● Web page and app entries
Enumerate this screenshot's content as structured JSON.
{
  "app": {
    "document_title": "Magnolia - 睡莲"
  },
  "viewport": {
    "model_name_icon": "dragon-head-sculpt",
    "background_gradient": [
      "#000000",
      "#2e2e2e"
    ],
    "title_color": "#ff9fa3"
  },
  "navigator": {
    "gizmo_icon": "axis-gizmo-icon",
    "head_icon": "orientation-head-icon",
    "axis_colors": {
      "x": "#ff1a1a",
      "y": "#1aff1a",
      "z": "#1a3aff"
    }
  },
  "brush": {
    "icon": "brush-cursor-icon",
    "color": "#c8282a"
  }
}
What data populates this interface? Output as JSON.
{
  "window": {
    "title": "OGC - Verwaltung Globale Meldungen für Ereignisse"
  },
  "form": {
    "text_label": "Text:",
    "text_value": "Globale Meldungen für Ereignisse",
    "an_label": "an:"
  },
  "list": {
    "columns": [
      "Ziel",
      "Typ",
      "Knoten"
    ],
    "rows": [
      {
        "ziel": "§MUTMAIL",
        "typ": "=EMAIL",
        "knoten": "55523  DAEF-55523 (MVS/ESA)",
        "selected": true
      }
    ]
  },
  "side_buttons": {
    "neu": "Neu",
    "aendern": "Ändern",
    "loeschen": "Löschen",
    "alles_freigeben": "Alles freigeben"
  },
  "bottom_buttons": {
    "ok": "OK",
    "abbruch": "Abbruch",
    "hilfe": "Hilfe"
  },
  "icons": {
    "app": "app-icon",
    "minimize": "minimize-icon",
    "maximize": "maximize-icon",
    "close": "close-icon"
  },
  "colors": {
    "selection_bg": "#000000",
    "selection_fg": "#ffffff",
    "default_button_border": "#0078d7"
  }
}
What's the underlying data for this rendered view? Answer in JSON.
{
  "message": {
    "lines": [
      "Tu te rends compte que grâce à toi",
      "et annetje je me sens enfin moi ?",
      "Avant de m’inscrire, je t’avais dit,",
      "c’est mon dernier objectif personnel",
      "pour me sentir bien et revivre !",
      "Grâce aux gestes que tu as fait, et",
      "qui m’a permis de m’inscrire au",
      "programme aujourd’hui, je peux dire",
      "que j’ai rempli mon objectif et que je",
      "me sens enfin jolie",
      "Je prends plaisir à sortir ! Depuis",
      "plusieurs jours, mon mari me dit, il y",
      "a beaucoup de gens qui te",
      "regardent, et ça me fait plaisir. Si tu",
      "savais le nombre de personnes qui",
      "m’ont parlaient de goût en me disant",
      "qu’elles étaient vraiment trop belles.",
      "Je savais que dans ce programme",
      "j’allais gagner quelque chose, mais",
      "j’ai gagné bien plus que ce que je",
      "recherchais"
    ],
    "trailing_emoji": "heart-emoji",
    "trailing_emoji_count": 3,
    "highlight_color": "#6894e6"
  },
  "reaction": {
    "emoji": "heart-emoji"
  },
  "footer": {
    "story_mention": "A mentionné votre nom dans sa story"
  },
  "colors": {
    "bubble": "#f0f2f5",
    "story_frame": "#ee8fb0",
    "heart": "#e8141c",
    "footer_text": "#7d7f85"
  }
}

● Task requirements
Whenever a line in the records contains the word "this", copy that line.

● Task solution
Enumerate this screenshot's content as structured JSON.
What data populates this interface? Output as JSON.
What's the underlying data for this rendered view? Answer in JSON.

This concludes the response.